A number of high-profile former state and local prosecutors, have come together to sign onto an amicus brief with the States United Democracy Center for Crystal Mason, a Black Fort Worth woman who was sentenced to five years in prison after casting a provisional ballot in 2016. Mason’s ordeal has been a talking point for House Democrats about the need for passing comprehensive voting rights legislation.
Mason’s vote in the 2016 election did not count. When she showed up at a precinct in Fort Worth to cast her ballot, her name was not on the voter roll, and she filled out a provisional ballot. Mason was unaware that she was ineligible to vote since she was under supervised release after a federal conviction.
After Mason was convicted of casting a ballot illegally, which is a second-degree felony, a trial judge in Fort Worth handed down the five-year sentence. After that initial ruling, a number of organizations, including the ACLU and the NAACP, rallied to Mason’s defense, noting that she did not intend to vote illegally.
Mason’s conviction will be heard in the Court of Criminal Appeals for the State of Texas. In the introduction of the amicus brief, the former prosecutors argue that the five-year sentence was unduly harsh. “Ms. Mason’s prosecution was far outside the bounds of any reasonable exercise of the prosecutorial power,” they write.
The brief also outlines numerous cases of intentional voter fraud that resulted in penalties that did not include jail time. One example includes the case of a precinct chair in Fort Worth who arranged for her son to vote using her husband’s name and was sentenced to two years’ probation.
The brief also notes that Mason is the only person to be prosecuted for casting a provisional ballot in 2016 in the entire state of Texas. “She has been treated differently than every other one of the tens of thousands of Texans who were ultimately incorrect about their ability to vote in the 2016 election.”
Christine Sun, the Legal Director of the States United Democracy Center said in a statement that the broad range of prosecutors who signed on to the brief shows that Mason’s conviction is wrong. “As demonstrated by the breadth of the signers on this brief, upholding the right to vote is not a partisan issue — it is a matter of protecting and strengthening our democracy,” said Sun.
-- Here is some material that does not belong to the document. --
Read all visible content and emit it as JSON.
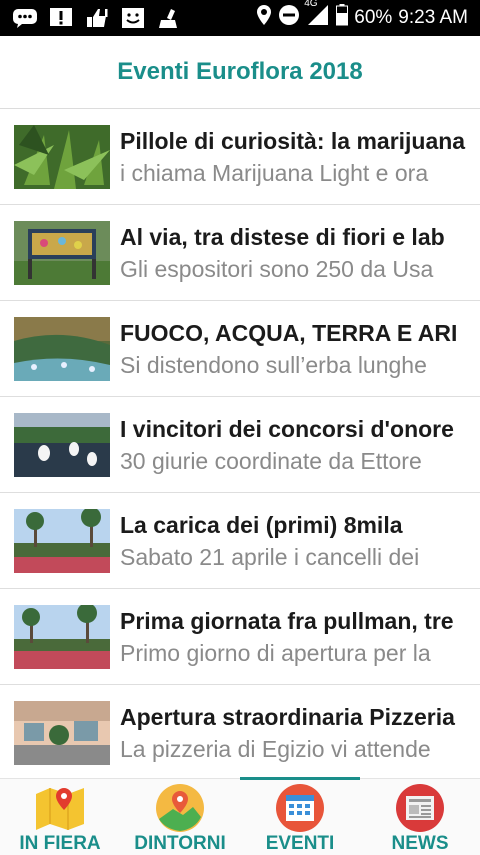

Since her conviction, Mason has been a staunch defender of voting rights. Yesterday she shared her story with House Democrats in Washington. “I just don’t want people to be scared to vote,” she told lawmakers in Washington.
Photo: Max Faulkner/Fort Worth Star-Telegram/Tribune News Service via Getty Images